evidence, as is their right. "The jury is the sole judge
of credibility of witnesses and the weight and value of their
testimony and may believe or disbelieve any portion of that
testimony." Keveney, 304 S.W.3d at 105
(citation omitted). On review, we consider the evidence in
the light most favorable to the verdict and will not reverse
unless there is a "complete absence of probative facts
to support the jury's conclusion." Id. at
104. Under our standard of review, Robinson made a
submissible case, and thus the trial court did not err in
denying Appellants' motion for JNOV.
Points I and II are denied.
their third point on appeal, Appellants argue the trial court
abused its discretion in admitting evidence of the salaries

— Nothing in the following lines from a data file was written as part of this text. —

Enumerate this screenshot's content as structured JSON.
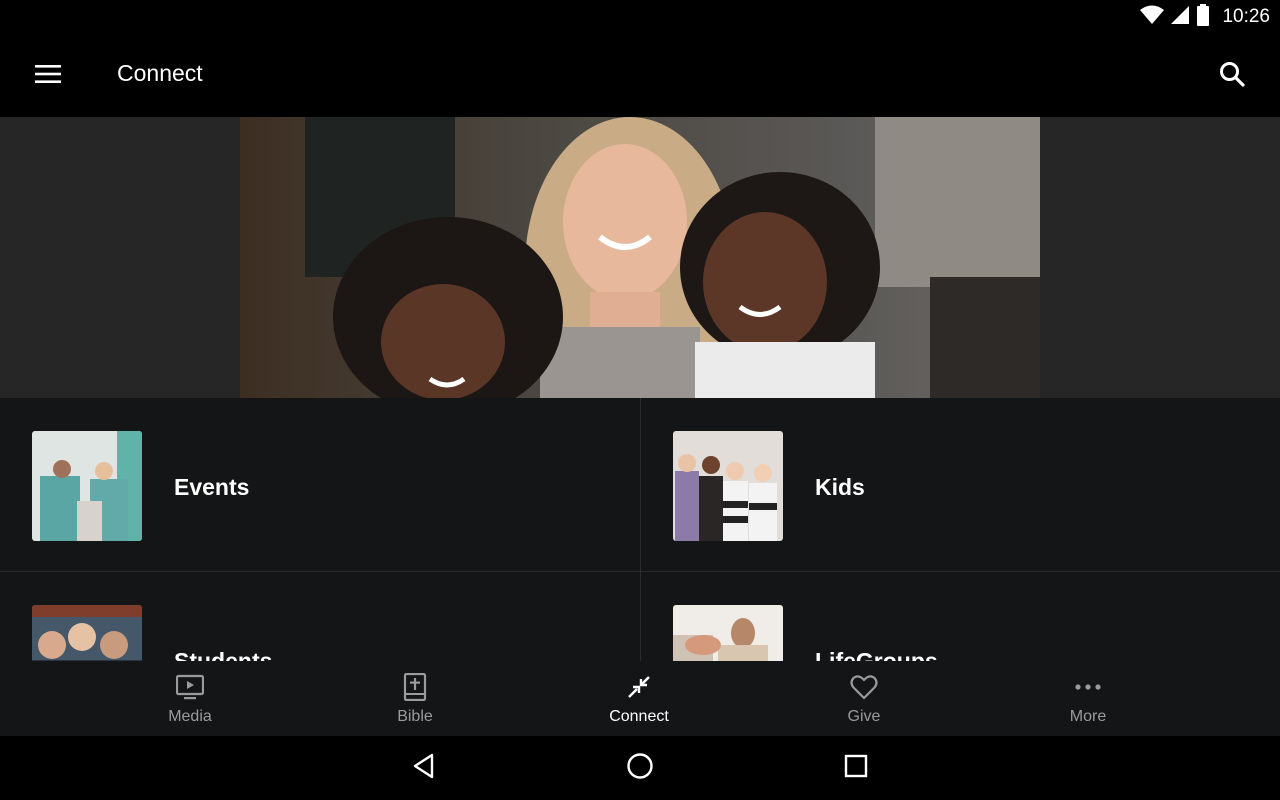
{
  "status_bar": {
    "time": "10:26",
    "icons": [
      "wifi-icon",
      "cell-signal-icon",
      "battery-icon"
    ]
  },
  "app_bar": {
    "title": "Connect",
    "menu_icon": "hamburger-menu-icon",
    "search_icon": "search-icon"
  },
  "hero": {
    "image": "woman-with-two-children-photo"
  },
  "tiles": [
    {
      "label": "Events",
      "thumb": "events-photo"
    },
    {
      "label": "Kids",
      "thumb": "kids-photo"
    },
    {
      "label": "Students",
      "thumb": "students-photo"
    },
    {
      "label": "LifeGroups",
      "thumb": "lifegroups-photo"
    }
  ],
  "bottom_nav": {
    "items": [
      {
        "label": "Media",
        "icon": "tv-play-icon",
        "active": false
      },
      {
        "label": "Bible",
        "icon": "bible-cross-icon",
        "active": false
      },
      {
        "label": "Connect",
        "icon": "connect-arrows-icon",
        "active": true
      },
      {
        "label": "Give",
        "icon": "heart-icon",
        "active": false
      },
      {
        "label": "More",
        "icon": "more-dots-icon",
        "active": false
      }
    ]
  },
  "system_nav": {
    "buttons": [
      "back-icon",
      "home-icon",
      "recents-icon"
    ]
  },
  "colors": {
    "background": "#000000",
    "surface": "#141517",
    "hero_side": "#262626",
    "nav_inactive": "#9a9b9d",
    "nav_active": "#ffffff"
  }
}
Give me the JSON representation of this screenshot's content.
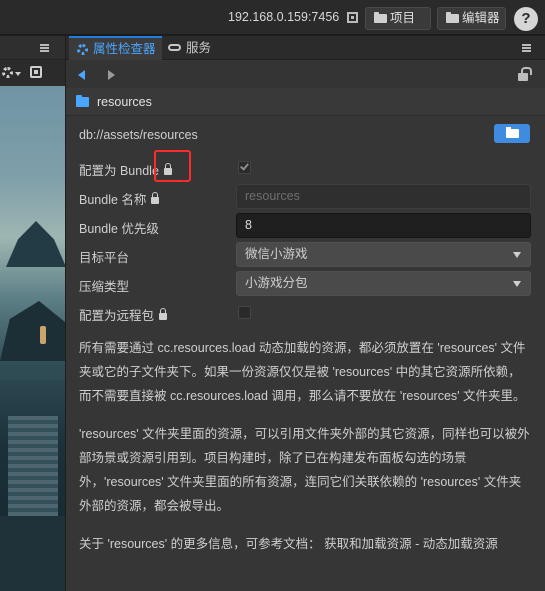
{
  "topbar": {
    "address": "192.168.0.159:7456",
    "project_label": "项目",
    "editor_label": "编辑器",
    "help_label": "?"
  },
  "inspector": {
    "tabs": [
      {
        "label": "属性检查器",
        "active": true
      },
      {
        "label": "服务",
        "active": false
      }
    ],
    "asset_name": "resources",
    "path": "db://assets/resources",
    "fields": {
      "bundle_label": "配置为 Bundle",
      "bundle_checked": true,
      "bundle_name_label": "Bundle 名称",
      "bundle_name_value": "resources",
      "priority_label": "Bundle 优先级",
      "priority_value": "8",
      "target_label": "目标平台",
      "target_value": "微信小游戏",
      "compress_label": "压缩类型",
      "compress_value": "小游戏分包",
      "remote_label": "配置为远程包",
      "remote_checked": false
    },
    "description": {
      "p1": "所有需要通过 cc.resources.load 动态加载的资源，都必须放置在 'resources' 文件夹或它的子文件夹下。如果一份资源仅仅是被 'resources' 中的其它资源所依赖，而不需要直接被 cc.resources.load 调用，那么请不要放在 'resources' 文件夹里。",
      "p2": "'resources' 文件夹里面的资源，可以引用文件夹外部的其它资源，同样也可以被外部场景或资源引用到。项目构建时，除了已在构建发布面板勾选的场景外，'resources' 文件夹里面的所有资源，连同它们关联依赖的 'resources' 文件夹外部的资源，都会被导出。",
      "p3_prefix": "关于 'resources' 的更多信息，可参考文档：",
      "p3_link": "获取和加载资源 - 动态加载资源"
    }
  },
  "colors": {
    "accent": "#4aa6ff",
    "highlight": "#ff2a2a",
    "panel_bg": "#363636"
  }
}
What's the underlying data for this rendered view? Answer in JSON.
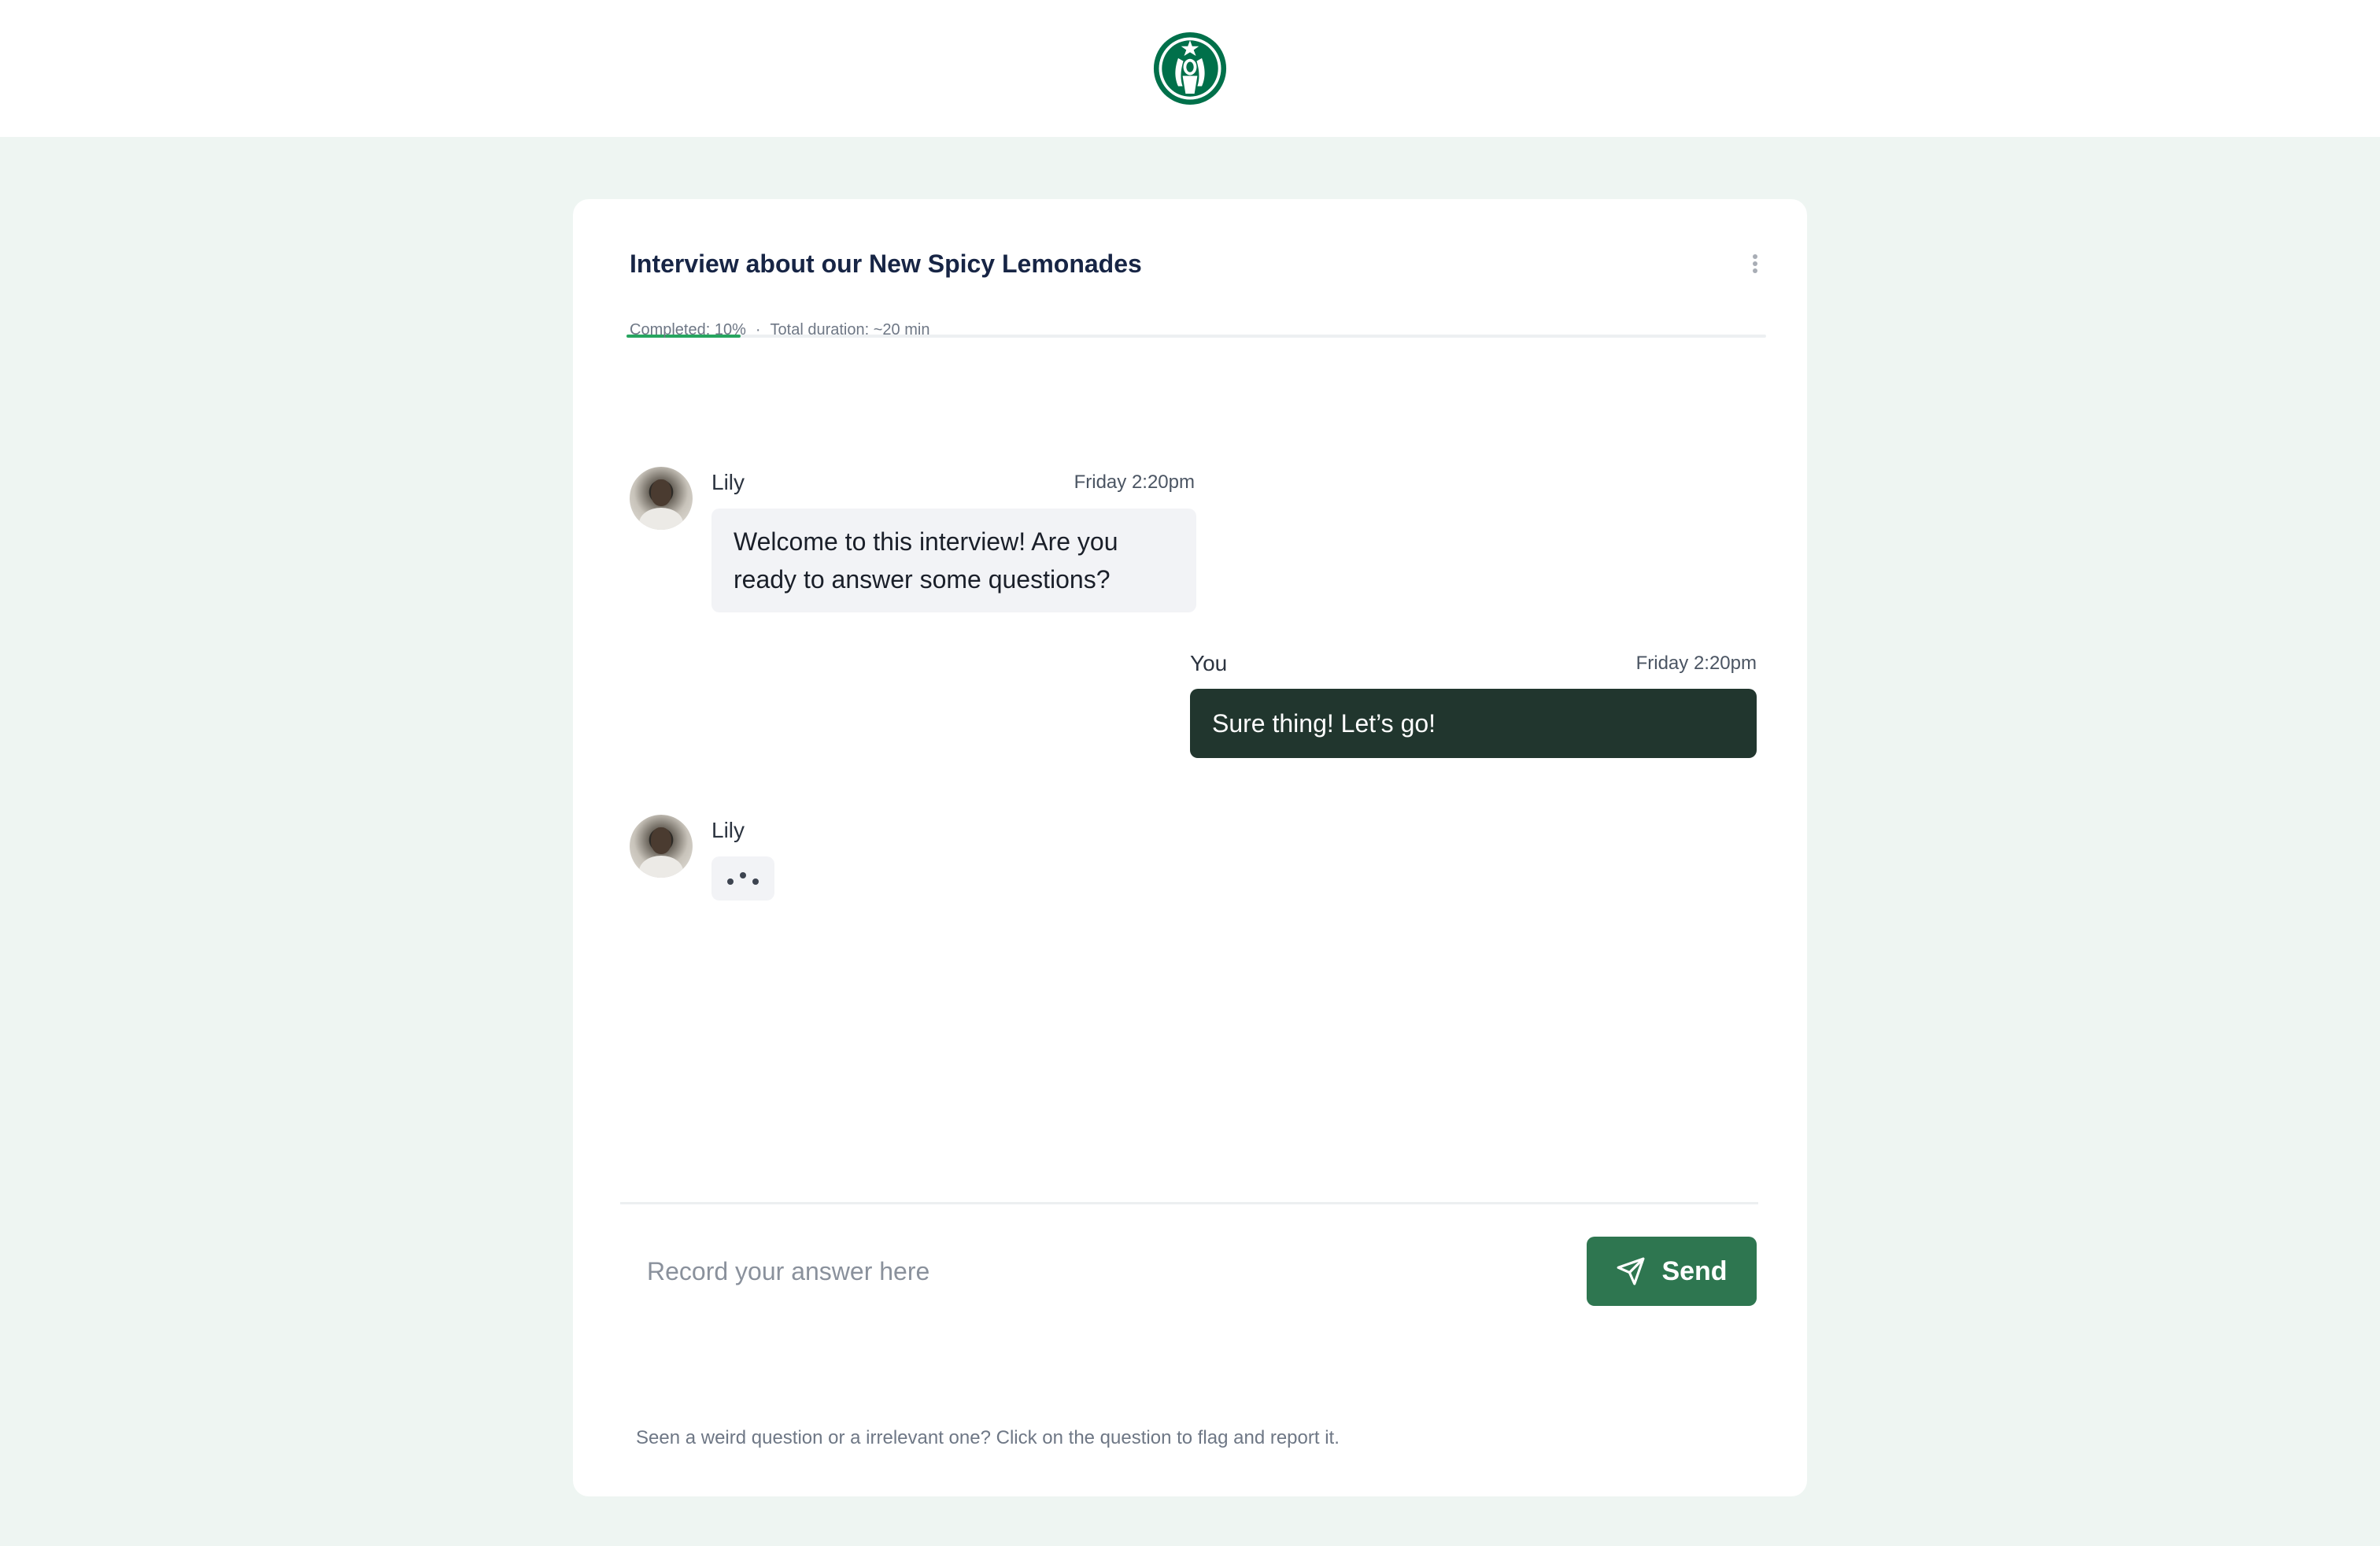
{
  "header": {
    "logo_icon": "starbucks-siren-logo",
    "brand_color": "#00704a"
  },
  "interview": {
    "title": "Interview about our New Spicy Lemonades",
    "completed_label": "Completed: 10%",
    "completed_fraction": 0.1,
    "separator": "·",
    "duration_label": "Total duration: ~20 min",
    "menu_icon": "vertical-ellipsis-icon"
  },
  "messages": [
    {
      "sender": "Lily",
      "time": "Friday 2:20pm",
      "text": "Welcome to this interview! Are you ready to answer some questions?"
    },
    {
      "sender": "You",
      "time": "Friday 2:20pm",
      "text": "Sure thing! Let’s go!"
    },
    {
      "sender": "Lily",
      "typing": true
    }
  ],
  "composer": {
    "placeholder": "Record your answer here",
    "send_label": "Send",
    "send_icon": "paper-plane-icon"
  },
  "footer": {
    "note": "Seen a weird question or a irrelevant one? Click on the question to flag and report it."
  },
  "colors": {
    "page_bg": "#eef5f2",
    "accent": "#27a55f",
    "send_button": "#2e7650",
    "outgoing_bubble": "#21362e",
    "incoming_bubble": "#f2f3f6"
  }
}
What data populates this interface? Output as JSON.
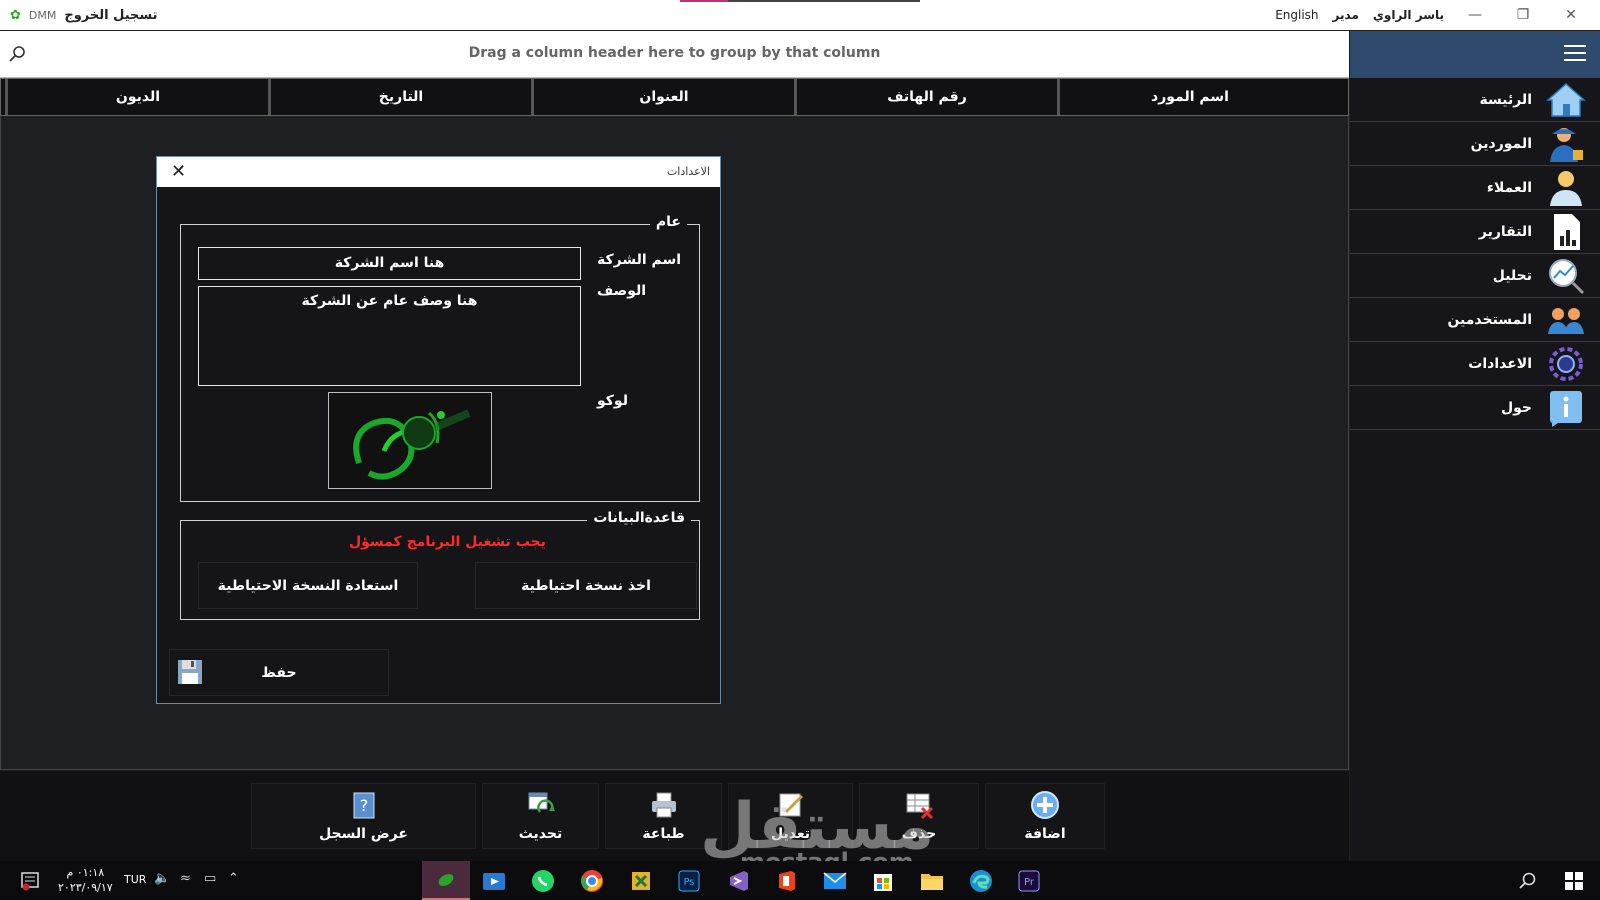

of Langenbach, Jessica Langenbach, and Alexis Langenbach
after Robinson's termination because they were not
relevant to Robinson's claims but served only to
prejudice and inflame the jury. We disagree.
court has broad discretion in deciding whether to admit or
deny evidence at trial, and we review merely for an abuse of
that broad discretion, giving great deference to the trial
court's evidentiary rulings. Williams, 281
S.W.3d at 872. An abuse of discretion occurs when the ruling
is so against the logic of the circumstances, and is so
arbitrary and unreasonable as to shock the sense of justice
and indicate a lack of careful consideration. Id.
Our review is for prejudice, not mere error, and we will
reverse only if the appellant demonstrates that the error was
so prejudicial as to deprive him or her of a fair trial and
there was a reasonable probability the trial court's
ruling affected the outcome of the trial. Id.;
see also State v. Anderson, 76 S.W.3d 275, 277 (Mo.
must be both logically and legally relevant to be admissible.
Wilson v. Union Pac. R.R. Co., 509 S.W.3d 862, 874
(Mo. App. E.D. 2017). "Evidence is logically relevant if
it tends to make the existence of a material fact more or
less probable than it would be without the evidence."
Id. Likewise, evidence is legally relevant when the
probative value of the evidence outweighs its costs, such as
unfair prejudice, confusion of the issues, misleading the
jury, undue delay, waste of time, or cumulativeness.
Id.; Anderson, ...